This summer, I am fortunate enough to be interning with the American Civil Liberties Union (ACLU) of Illinois, located in downtown Chicago. This organization fights for justice surrounding human rights and constitutional issues; free speech, children’s rights, reproductive rights, racial justice, religious liberty, LGBT rights, criminal justice reform, immigration, women’s rights, rights of persons with HIV/AIDS, and death penalty abolition are a few examples of the many areas that the organization concentrates its energy upon through education, advocacy, legal aid, and legislative initiatives.

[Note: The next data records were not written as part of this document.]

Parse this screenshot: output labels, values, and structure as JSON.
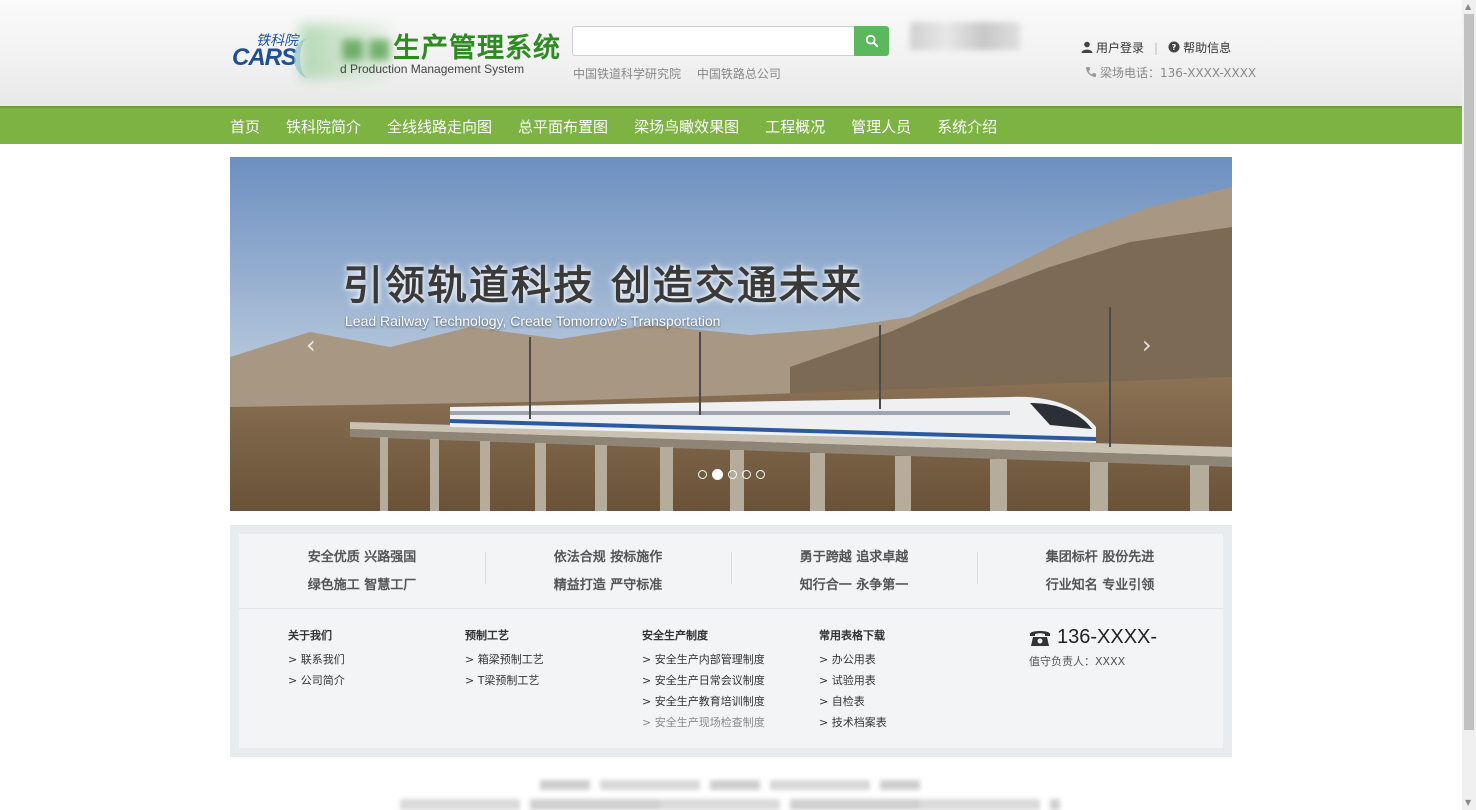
{
  "header": {
    "logo_cn": "铁科院",
    "logo_en": "CARS",
    "title": "生产管理系统",
    "subtitle": "d Production Management System",
    "search_placeholder": "",
    "sub_links": [
      "中国铁道科学研究院",
      "中国铁路总公司"
    ],
    "login": "用户登录",
    "help": "帮助信息",
    "phone": "梁场电话：136-XXXX-XXXX"
  },
  "nav": [
    "首页",
    "铁科院简介",
    "全线线路走向图",
    "总平面布置图",
    "梁场鸟瞰效果图",
    "工程概况",
    "管理人员",
    "系统介绍"
  ],
  "banner": {
    "title": "引领轨道科技  创造交通未来",
    "subtitle": "Lead Railway Technology, Create Tomorrow's Transportation",
    "prev": "‹",
    "next": "›",
    "slide_count": 5,
    "active_slide": 2
  },
  "slogans": [
    [
      "安全优质  兴路强国",
      "绿色施工  智慧工厂"
    ],
    [
      "依法合规  按标施作",
      "精益打造  严守标准"
    ],
    [
      "勇于跨越  追求卓越",
      "知行合一  永争第一"
    ],
    [
      "集团标杆  股份先进",
      "行业知名  专业引领"
    ]
  ],
  "footer_cols": [
    {
      "title": "关于我们",
      "items": [
        "> 联系我们",
        "> 公司简介"
      ]
    },
    {
      "title": "预制工艺",
      "items": [
        "> 箱梁预制工艺",
        "> T梁预制工艺"
      ]
    },
    {
      "title": "安全生产制度",
      "items": [
        "> 安全生产内部管理制度",
        "> 安全生产日常会议制度",
        "> 安全生产教育培训制度",
        "> 安全生产现场检查制度"
      ]
    },
    {
      "title": "常用表格下载",
      "items": [
        "> 办公用表",
        "> 试验用表",
        "> 自检表",
        "> 技术档案表"
      ]
    }
  ],
  "contact": {
    "number": "136-XXXX-",
    "person": "值守负责人：XXXX"
  },
  "colors": {
    "nav_green": "#7cb342",
    "title_green": "#2e8b22",
    "search_green": "#5cb85c"
  }
}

It is my goal this summer to learn more about the intricacies of a human-rights oriented non-profit organization, to become more educated about the many areas on which this organization focuses, to learn more about policy within an organization and how this is applied to their outward focuses, to learn more about legal processes and approaches, to obtain experience in a legal atmosphere to aid in my decisions about law school and what types of practices I might be interested in pursuing in my career, to strengthen my professional, administrative, and communication skills, and to forge new connections of both personal and professional natures.
I began my internship this week by learning the processes of handling many of the administration aspects of this non-profit organization. For the entire office of the ACLU of Illinois affiliate, there are two staff members that handle administration; therefore, each administrative staff member has an enormous amount of responsibility and endless tasks of importance. In this vein, I learned a great deal in a very short span of time, and was immediately utilized in the completion of tasks.

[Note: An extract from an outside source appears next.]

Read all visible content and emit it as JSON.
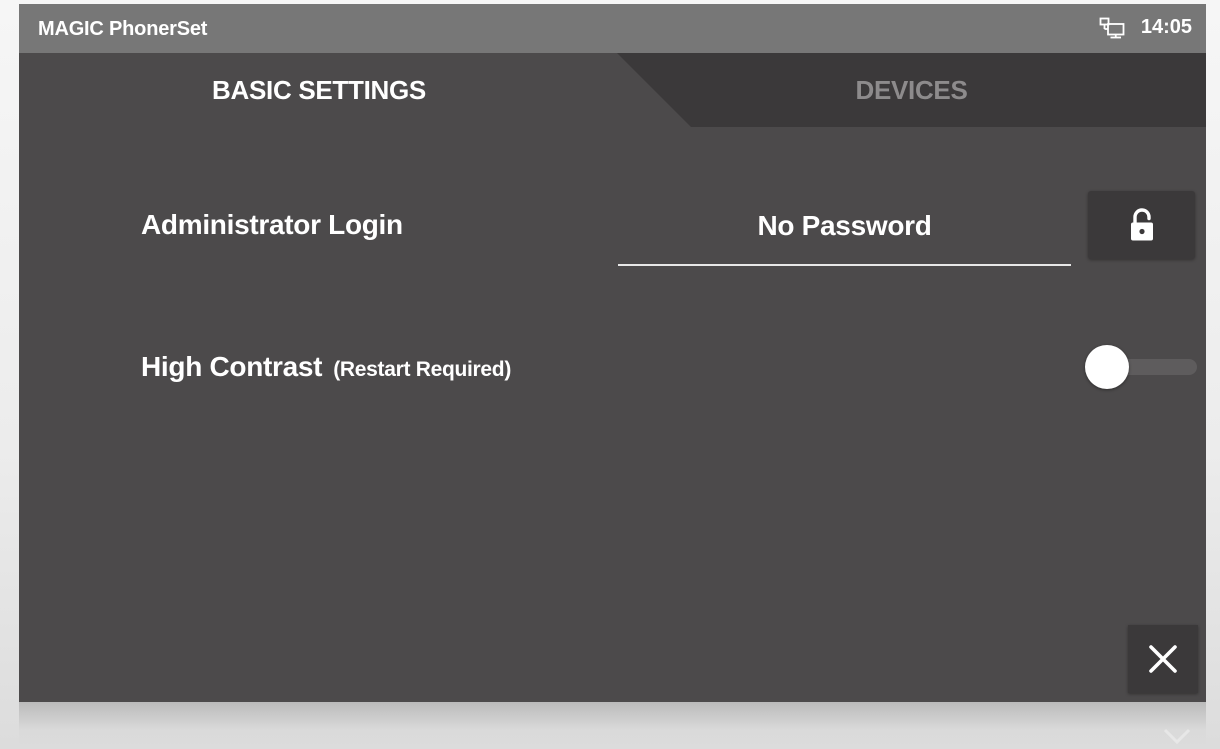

For general administration, I learned how to send mail, file and organize law library materials, receive shipments, copy, scan, and shred for the legal and administration departments, bank and donation protocol, and general office support. The completion of these tasks efficiently and correctly is imperative; however, there were further tasks that I learned that more completely indicated the importance of the administrative frontline of such an important organization.

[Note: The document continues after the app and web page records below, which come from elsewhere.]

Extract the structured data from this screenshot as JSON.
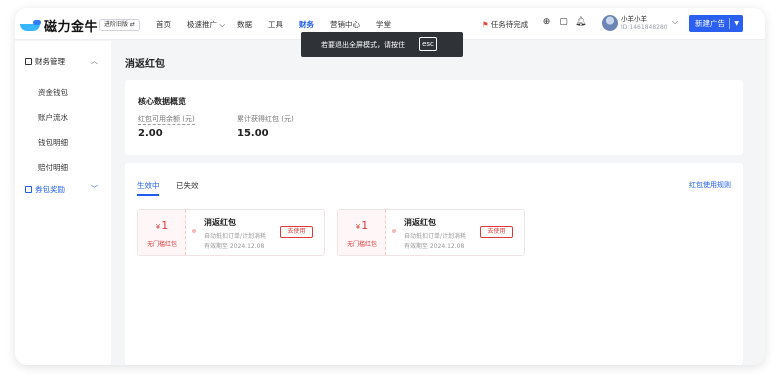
{
  "app": {
    "logo_text": "磁力金牛",
    "version_chip": "进阶旧版 ⇄"
  },
  "nav": {
    "items": [
      {
        "label": "首页"
      },
      {
        "label": "极速推广 ⌵"
      },
      {
        "label": "数据"
      },
      {
        "label": "工具"
      },
      {
        "label": "财务"
      },
      {
        "label": "营销中心"
      },
      {
        "label": "学堂"
      }
    ],
    "active": "财务"
  },
  "header_right": {
    "task_label": "任务待完成",
    "user_name": "小羊小羊",
    "user_id": "ID:1461848280",
    "new_ad_button": "新建广告"
  },
  "toast": {
    "message": "若要退出全屏模式，请按住",
    "key": "esc"
  },
  "sidebar": {
    "group_label": "财务管理",
    "items": [
      {
        "label": "资金钱包"
      },
      {
        "label": "账户流水"
      },
      {
        "label": "钱包明细"
      },
      {
        "label": "赔付明细"
      }
    ],
    "active_group_label": "券包奖励"
  },
  "page": {
    "title": "消返红包",
    "overview": {
      "title": "核心数据概览",
      "stats": [
        {
          "label": "红包可用余额 (元)",
          "value": "2.00"
        },
        {
          "label": "累计获得红包 (元)",
          "value": "15.00"
        }
      ]
    },
    "tabs": [
      {
        "label": "生效中"
      },
      {
        "label": "已失效"
      }
    ],
    "rules_link": "红包使用规则",
    "coupons": [
      {
        "currency": "¥",
        "amount": "1",
        "condition": "无门槛红包",
        "name": "消返红包",
        "desc": "自动抵扣订单/计划消耗",
        "expiry": "有效期至 2024.12.08",
        "button": "去使用"
      },
      {
        "currency": "¥",
        "amount": "1",
        "condition": "无门槛红包",
        "name": "消返红包",
        "desc": "自动抵扣订单/计划消耗",
        "expiry": "有效期至 2024.12.08",
        "button": "去使用"
      }
    ]
  },
  "colors": {
    "accent": "#1f5cf0",
    "coupon_red": "#e03a3a",
    "toast_bg": "#2f3338"
  }
}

Intake is an incredibly important aspect of the ACLU’s work. It is how people contact the organization for help, and how the organization receives potential cases. The majority of all forms of intake come straight through the front desk. We receive handwritten and typed requests in the mail, we receive requests through email, we accept legal request forms from the ACLU website, we receive calls to the ACLU office requesting aid, and we occasionally (and mistakenly) receive in-person visits to the office with requests for help. All of these forms of intake requests are received directly at the front desk by the administrative staff, and now are received by me.
The correct processing of these requests, forwarding of these requests to the intake department and out-of-state affiliates, sending of responses and referrals to the requesters, and the gracious and empathetic yet firm dealing with intake requests via phone and in person are imperative in order to provide the most help to individuals, and to provide the organization with the information needed to deliberate on what cases to take. In addition to intake, the front desk also fields all emails and phone calls to the Illinois affiliate office. This includes interactions with reporters, journalists, affiliates, and clients, as well as protecting the staff members in the office from inappropriate direct-communication attempts. In addition, all email communication with the ACLU of Illinois is received and processed at the front desk, relying on the astute judgment of the administrative staff to process, forward, and respond accordingly.
While I have only experienced a week of work at the ACLU, I am already incredibly impressed by the scope of the work done by all, and the overall importance of the organization’s work on the micro and macro levels. I have learned, through the many tasks that have been taught and entrusted to me, the importance of the administrative department, and have experienced first-hand existing and working on the frontlines of the Illinois branch – often the first contact between individuals in need, and the nationwide organization that may help them.
-Tess Doubet King